* [PROBLEM REQUIREMENTS] Give the records again exactly, but drop the pictures.
____________________
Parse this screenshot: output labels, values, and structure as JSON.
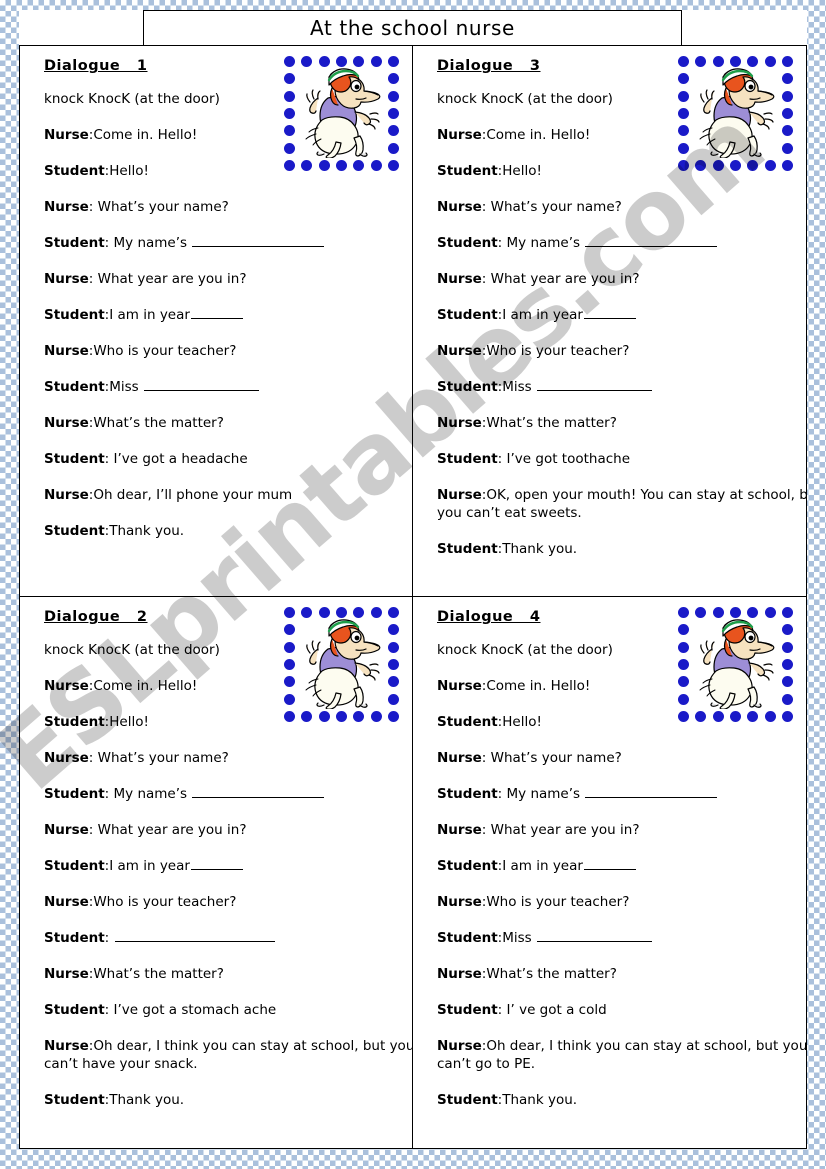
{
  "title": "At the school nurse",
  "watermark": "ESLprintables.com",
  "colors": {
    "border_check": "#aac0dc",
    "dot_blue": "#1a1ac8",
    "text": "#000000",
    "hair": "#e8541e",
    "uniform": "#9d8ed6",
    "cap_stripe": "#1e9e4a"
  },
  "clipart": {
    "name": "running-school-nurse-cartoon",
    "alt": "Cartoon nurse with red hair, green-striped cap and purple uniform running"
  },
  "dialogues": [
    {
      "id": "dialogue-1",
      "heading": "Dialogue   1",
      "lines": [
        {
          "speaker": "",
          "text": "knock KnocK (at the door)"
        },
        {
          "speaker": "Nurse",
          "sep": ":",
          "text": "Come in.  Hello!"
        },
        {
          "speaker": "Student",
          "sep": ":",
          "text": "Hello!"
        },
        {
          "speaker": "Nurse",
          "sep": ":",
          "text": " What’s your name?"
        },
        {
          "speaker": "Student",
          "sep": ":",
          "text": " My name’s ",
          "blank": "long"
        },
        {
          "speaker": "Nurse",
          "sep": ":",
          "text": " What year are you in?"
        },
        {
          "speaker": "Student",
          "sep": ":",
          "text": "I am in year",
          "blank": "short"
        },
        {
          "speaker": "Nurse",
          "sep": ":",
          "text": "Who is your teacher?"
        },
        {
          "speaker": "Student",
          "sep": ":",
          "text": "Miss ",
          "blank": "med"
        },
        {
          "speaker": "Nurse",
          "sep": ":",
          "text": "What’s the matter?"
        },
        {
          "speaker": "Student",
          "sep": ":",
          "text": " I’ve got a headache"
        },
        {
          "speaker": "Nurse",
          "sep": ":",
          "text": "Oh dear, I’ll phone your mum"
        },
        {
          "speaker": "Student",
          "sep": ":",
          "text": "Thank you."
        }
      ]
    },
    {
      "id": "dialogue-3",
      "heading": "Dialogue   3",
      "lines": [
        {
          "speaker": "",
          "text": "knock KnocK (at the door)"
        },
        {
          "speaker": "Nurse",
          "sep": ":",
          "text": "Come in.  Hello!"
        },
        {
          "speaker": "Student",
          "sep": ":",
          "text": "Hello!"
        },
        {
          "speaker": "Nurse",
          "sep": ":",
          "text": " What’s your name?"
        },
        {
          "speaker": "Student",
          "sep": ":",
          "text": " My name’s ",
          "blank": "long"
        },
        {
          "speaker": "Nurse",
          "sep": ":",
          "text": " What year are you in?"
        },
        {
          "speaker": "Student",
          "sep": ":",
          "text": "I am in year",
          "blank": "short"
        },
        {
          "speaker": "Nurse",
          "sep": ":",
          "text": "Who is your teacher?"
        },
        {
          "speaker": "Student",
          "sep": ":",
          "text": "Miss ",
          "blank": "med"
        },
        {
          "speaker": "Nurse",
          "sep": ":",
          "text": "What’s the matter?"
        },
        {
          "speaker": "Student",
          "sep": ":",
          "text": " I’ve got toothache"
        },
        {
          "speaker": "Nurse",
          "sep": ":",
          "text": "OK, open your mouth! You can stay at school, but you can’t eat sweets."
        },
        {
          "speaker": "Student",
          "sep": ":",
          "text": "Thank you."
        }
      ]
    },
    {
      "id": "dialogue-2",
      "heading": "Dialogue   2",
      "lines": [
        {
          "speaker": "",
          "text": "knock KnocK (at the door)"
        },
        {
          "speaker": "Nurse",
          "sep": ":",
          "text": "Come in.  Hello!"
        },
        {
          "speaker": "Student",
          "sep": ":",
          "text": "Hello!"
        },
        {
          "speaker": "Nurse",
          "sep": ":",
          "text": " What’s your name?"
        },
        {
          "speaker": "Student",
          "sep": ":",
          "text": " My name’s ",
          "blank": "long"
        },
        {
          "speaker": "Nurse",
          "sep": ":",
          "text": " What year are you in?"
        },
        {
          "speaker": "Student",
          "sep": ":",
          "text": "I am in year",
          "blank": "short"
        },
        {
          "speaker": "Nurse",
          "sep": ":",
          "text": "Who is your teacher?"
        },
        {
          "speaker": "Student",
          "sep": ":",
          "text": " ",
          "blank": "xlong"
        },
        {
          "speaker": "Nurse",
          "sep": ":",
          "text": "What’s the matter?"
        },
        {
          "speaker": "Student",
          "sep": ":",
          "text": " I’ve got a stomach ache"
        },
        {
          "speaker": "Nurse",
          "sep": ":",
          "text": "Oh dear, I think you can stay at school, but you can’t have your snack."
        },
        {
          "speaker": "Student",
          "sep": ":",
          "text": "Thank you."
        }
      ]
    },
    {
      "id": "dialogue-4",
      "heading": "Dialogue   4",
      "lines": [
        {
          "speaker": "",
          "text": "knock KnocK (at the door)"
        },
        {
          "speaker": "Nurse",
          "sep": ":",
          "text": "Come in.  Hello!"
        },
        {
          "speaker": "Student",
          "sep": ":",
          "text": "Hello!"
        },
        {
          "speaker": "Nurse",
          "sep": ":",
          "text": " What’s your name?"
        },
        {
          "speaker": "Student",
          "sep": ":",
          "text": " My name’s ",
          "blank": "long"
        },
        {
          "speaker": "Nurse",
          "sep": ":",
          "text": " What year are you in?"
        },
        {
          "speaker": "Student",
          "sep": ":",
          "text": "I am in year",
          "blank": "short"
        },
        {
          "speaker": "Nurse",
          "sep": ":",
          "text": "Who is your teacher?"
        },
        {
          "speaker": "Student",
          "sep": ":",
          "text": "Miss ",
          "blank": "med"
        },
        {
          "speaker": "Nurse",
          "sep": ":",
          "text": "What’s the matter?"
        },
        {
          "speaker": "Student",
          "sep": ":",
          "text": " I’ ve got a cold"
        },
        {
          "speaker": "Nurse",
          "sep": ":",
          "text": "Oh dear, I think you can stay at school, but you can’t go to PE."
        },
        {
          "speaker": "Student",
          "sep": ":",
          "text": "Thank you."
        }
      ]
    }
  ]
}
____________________
* [ANSWER TO THIS TASK]
Parse this screenshot: output labels, values, and structure as JSON.
{
  "title": "At the school nurse",
  "watermark": "ESLprintables.com",
  "colors": {
    "border_check": "#aac0dc",
    "dot_blue": "#1a1ac8",
    "text": "#000000",
    "hair": "#e8541e",
    "uniform": "#9d8ed6",
    "cap_stripe": "#1e9e4a"
  },
  "clipart": {
    "name": "running-school-nurse-cartoon",
    "alt": "Cartoon nurse with red hair, green-striped cap and purple uniform running"
  },
  "dialogues": [
    {
      "id": "dialogue-1",
      "heading": "Dialogue   1",
      "lines": [
        {
          "speaker": "",
          "text": "knock KnocK (at the door)"
        },
        {
          "speaker": "Nurse",
          "sep": ":",
          "text": "Come in.  Hello!"
        },
        {
          "speaker": "Student",
          "sep": ":",
          "text": "Hello!"
        },
        {
          "speaker": "Nurse",
          "sep": ":",
          "text": " What’s your name?"
        },
        {
          "speaker": "Student",
          "sep": ":",
          "text": " My name’s ",
          "blank": "long"
        },
        {
          "speaker": "Nurse",
          "sep": ":",
          "text": " What year are you in?"
        },
        {
          "speaker": "Student",
          "sep": ":",
          "text": "I am in year",
          "blank": "short"
        },
        {
          "speaker": "Nurse",
          "sep": ":",
          "text": "Who is your teacher?"
        },
        {
          "speaker": "Student",
          "sep": ":",
          "text": "Miss ",
          "blank": "med"
        },
        {
          "speaker": "Nurse",
          "sep": ":",
          "text": "What’s the matter?"
        },
        {
          "speaker": "Student",
          "sep": ":",
          "text": " I’ve got a headache"
        },
        {
          "speaker": "Nurse",
          "sep": ":",
          "text": "Oh dear, I’ll phone your mum"
        },
        {
          "speaker": "Student",
          "sep": ":",
          "text": "Thank you."
        }
      ]
    },
    {
      "id": "dialogue-3",
      "heading": "Dialogue   3",
      "lines": [
        {
          "speaker": "",
          "text": "knock KnocK (at the door)"
        },
        {
          "speaker": "Nurse",
          "sep": ":",
          "text": "Come in.  Hello!"
        },
        {
          "speaker": "Student",
          "sep": ":",
          "text": "Hello!"
        },
        {
          "speaker": "Nurse",
          "sep": ":",
          "text": " What’s your name?"
        },
        {
          "speaker": "Student",
          "sep": ":",
          "text": " My name’s ",
          "blank": "long"
        },
        {
          "speaker": "Nurse",
          "sep": ":",
          "text": " What year are you in?"
        },
        {
          "speaker": "Student",
          "sep": ":",
          "text": "I am in year",
          "blank": "short"
        },
        {
          "speaker": "Nurse",
          "sep": ":",
          "text": "Who is your teacher?"
        },
        {
          "speaker": "Student",
          "sep": ":",
          "text": "Miss ",
          "blank": "med"
        },
        {
          "speaker": "Nurse",
          "sep": ":",
          "text": "What’s the matter?"
        },
        {
          "speaker": "Student",
          "sep": ":",
          "text": " I’ve got toothache"
        },
        {
          "speaker": "Nurse",
          "sep": ":",
          "text": "OK, open your mouth! You can stay at school, but you can’t eat sweets."
        },
        {
          "speaker": "Student",
          "sep": ":",
          "text": "Thank you."
        }
      ]
    },
    {
      "id": "dialogue-2",
      "heading": "Dialogue   2",
      "lines": [
        {
          "speaker": "",
          "text": "knock KnocK (at the door)"
        },
        {
          "speaker": "Nurse",
          "sep": ":",
          "text": "Come in.  Hello!"
        },
        {
          "speaker": "Student",
          "sep": ":",
          "text": "Hello!"
        },
        {
          "speaker": "Nurse",
          "sep": ":",
          "text": " What’s your name?"
        },
        {
          "speaker": "Student",
          "sep": ":",
          "text": " My name’s ",
          "blank": "long"
        },
        {
          "speaker": "Nurse",
          "sep": ":",
          "text": " What year are you in?"
        },
        {
          "speaker": "Student",
          "sep": ":",
          "text": "I am in year",
          "blank": "short"
        },
        {
          "speaker": "Nurse",
          "sep": ":",
          "text": "Who is your teacher?"
        },
        {
          "speaker": "Student",
          "sep": ":",
          "text": " ",
          "blank": "xlong"
        },
        {
          "speaker": "Nurse",
          "sep": ":",
          "text": "What’s the matter?"
        },
        {
          "speaker": "Student",
          "sep": ":",
          "text": " I’ve got a stomach ache"
        },
        {
          "speaker": "Nurse",
          "sep": ":",
          "text": "Oh dear, I think you can stay at school, but you can’t have your snack."
        },
        {
          "speaker": "Student",
          "sep": ":",
          "text": "Thank you."
        }
      ]
    },
    {
      "id": "dialogue-4",
      "heading": "Dialogue   4",
      "lines": [
        {
          "speaker": "",
          "text": "knock KnocK (at the door)"
        },
        {
          "speaker": "Nurse",
          "sep": ":",
          "text": "Come in.  Hello!"
        },
        {
          "speaker": "Student",
          "sep": ":",
          "text": "Hello!"
        },
        {
          "speaker": "Nurse",
          "sep": ":",
          "text": " What’s your name?"
        },
        {
          "speaker": "Student",
          "sep": ":",
          "text": " My name’s ",
          "blank": "long"
        },
        {
          "speaker": "Nurse",
          "sep": ":",
          "text": " What year are you in?"
        },
        {
          "speaker": "Student",
          "sep": ":",
          "text": "I am in year",
          "blank": "short"
        },
        {
          "speaker": "Nurse",
          "sep": ":",
          "text": "Who is your teacher?"
        },
        {
          "speaker": "Student",
          "sep": ":",
          "text": "Miss ",
          "blank": "med"
        },
        {
          "speaker": "Nurse",
          "sep": ":",
          "text": "What’s the matter?"
        },
        {
          "speaker": "Student",
          "sep": ":",
          "text": " I’ ve got a cold"
        },
        {
          "speaker": "Nurse",
          "sep": ":",
          "text": "Oh dear, I think you can stay at school, but you can’t go to PE."
        },
        {
          "speaker": "Student",
          "sep": ":",
          "text": "Thank you."
        }
      ]
    }
  ]
}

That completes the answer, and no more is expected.